As the final chorus of Brewing Up a Storm rang out on Saturday night, the thousands of concert goers who had retraced the famous journey for the 'Trip to Tipp' each agreed that the original Irish music festival had officially returned to its spiritual home.
A lot has changed since those early days of Feile, and yet much has remained the same. The audience might be a little older but over two nights this weekend thousands of Feile veterans returned to their old stomping ground, transported back to their carefree teenage selves.
The questionable fashion choices of the 90's have been replaced by rain gear and sensible winter weather attire, the cans of cheap beer with fluted glasses of prosecco and cocktails from a 'pop-up' gin bar. Food tents flogged gourmet burgers with brioche buns and perhaps most tellingly, one of the most popular stands of the night was the tea and coffee cart.
Over at the merch stand, which sold the requisite “I survived the Trip to Tipp” memorabilia, sellers clocked the average age profile of the Feile audience.
“We really noticed it yesterday when they were all out reading the newspaper, sitting down before the show,” said one.
Ahead of the gig, ticket holders huddled eagerly in groups around the venue with The Stunning and The 4 of Us topping the must-see list for fans Ruth Kilkenny, Suzanne Kelly, Karen Canty and Lynn Houlihan who made the trek from Waterford on Saturday morning.
“We think it’s great that there’s a concert like this because there really isn’t much happening for the Feile geared audience today. We just hope this will be the first of many to come,” they thrilled.
“We were here in 1997 but we got asked to leave after we made a human pyramid,” said Clonmel friends Michael Brady and James Williams who arrived at the venue as gates opened on Saturday.
“We’re looking forward to seeing all the bands really but probably The Stunning and Something Happens the most. I was telling the kids about Feile the other day and they asked was that the thing off Reeling in the Years,” said James.

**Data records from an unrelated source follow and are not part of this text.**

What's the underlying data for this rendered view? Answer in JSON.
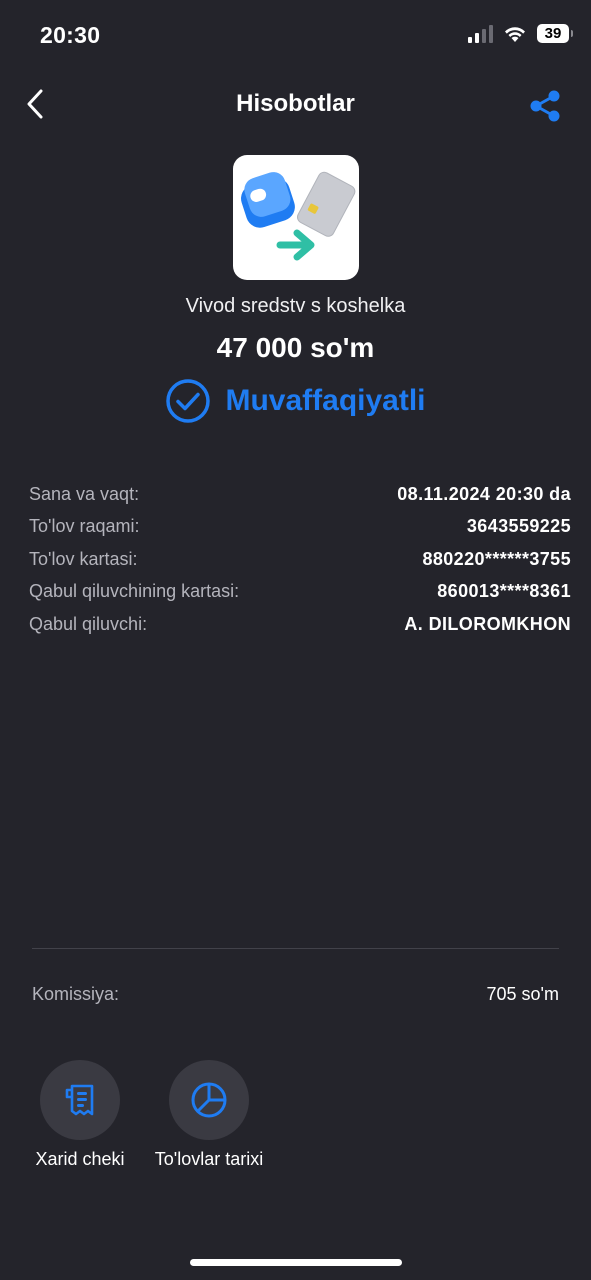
{
  "status_bar": {
    "time": "20:30",
    "battery": "39"
  },
  "nav": {
    "title": "Hisobotlar"
  },
  "transaction": {
    "service_name": "Vivod sredstv s koshelka",
    "amount": "47 000 so'm",
    "status": "Muvaffaqiyatli",
    "status_color": "#1f7cf2"
  },
  "details": [
    {
      "label": "Sana va vaqt:",
      "value": "08.11.2024 20:30 da"
    },
    {
      "label": "To'lov raqami:",
      "value": "3643559225"
    },
    {
      "label": "To'lov kartasi:",
      "value": "880220******3755"
    },
    {
      "label": "Qabul qiluvchining kartasi:",
      "value": "860013****8361"
    },
    {
      "label": "Qabul qiluvchi:",
      "value": "A. DILOROMKHON"
    }
  ],
  "commission": {
    "label": "Komissiya:",
    "value": "705 so'm"
  },
  "actions": {
    "receipt_label": "Xarid cheki",
    "history_label": "To'lovlar tarixi"
  },
  "colors": {
    "background": "#24242b",
    "accent": "#1f7cf2",
    "arrow": "#2fbfa5"
  }
}
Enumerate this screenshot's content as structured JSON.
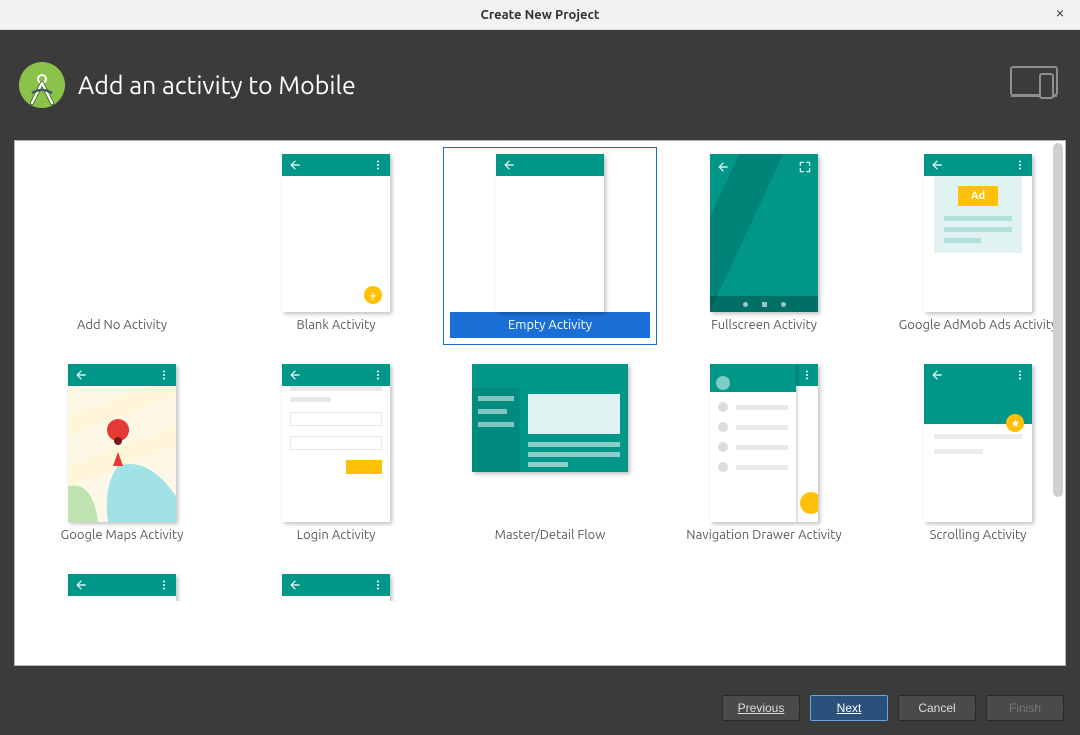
{
  "window": {
    "title": "Create New Project"
  },
  "header": {
    "title": "Add an activity to Mobile"
  },
  "gallery": {
    "selected_index": 2,
    "items": [
      {
        "label": "Add No Activity"
      },
      {
        "label": "Blank Activity"
      },
      {
        "label": "Empty Activity"
      },
      {
        "label": "Fullscreen Activity"
      },
      {
        "label": "Google AdMob Ads Activity",
        "ad_text": "Ad"
      },
      {
        "label": "Google Maps Activity"
      },
      {
        "label": "Login Activity"
      },
      {
        "label": "Master/Detail Flow"
      },
      {
        "label": "Navigation Drawer Activity"
      },
      {
        "label": "Scrolling Activity"
      }
    ]
  },
  "footer": {
    "previous": "Previous",
    "next": "Next",
    "cancel": "Cancel",
    "finish": "Finish"
  }
}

Within minutes of the opening act the Frank and Walters belting out ‘After All’ it was evident that something special was taking over every member of the audience, transporting them back to the rough and tumble heady days of Feile where you camped in a strangers house and survived on cheap alcohol and ham sandwiches.
Earlier warnings from host Tom Dunne to refrain from coming onto the “most famous grass in Ireland” were promptly ignored and stewards and security didn’t stand a chance by the time Jerry Fish grabbed the mic during ‘Celebrate’, jumping from the stage to run into the hordes of revellers who were already intent on invading the pitch.
Host Dunne helped introduce the surprise special guest of the night Damien Dempsey who regaled the audience with his own memories of Feile 91’ as a 15 year old punter sans ticket.
After a quick outfit change into a more rock and roll leather jacket, an emotional Dunne took up his rightful place as the Feile king saying that after playing the stage in 1994, the band didn’t think they’d be back again.
“And here we are, 24 years later,” he said erupting a chorus of support from the 10,000 strong crowd.
Hits from The 4 of Us, Something Happens and the Hothouse Flowers flowed easily throughout the grounds but it was The Stunning who lifted the roof from the rafters at Semple, blasting out hit after hit to the hungry fans below.
And just when you thought it was all over, each act assembled once more for a fitting tribute to Limerick rock great Dolores O’Riordan.
As the final lights descended over Semple, it was clear that Feile Classical was a far more civilised affair from it's original heyday but one which will find it's place in the record books nonetheless.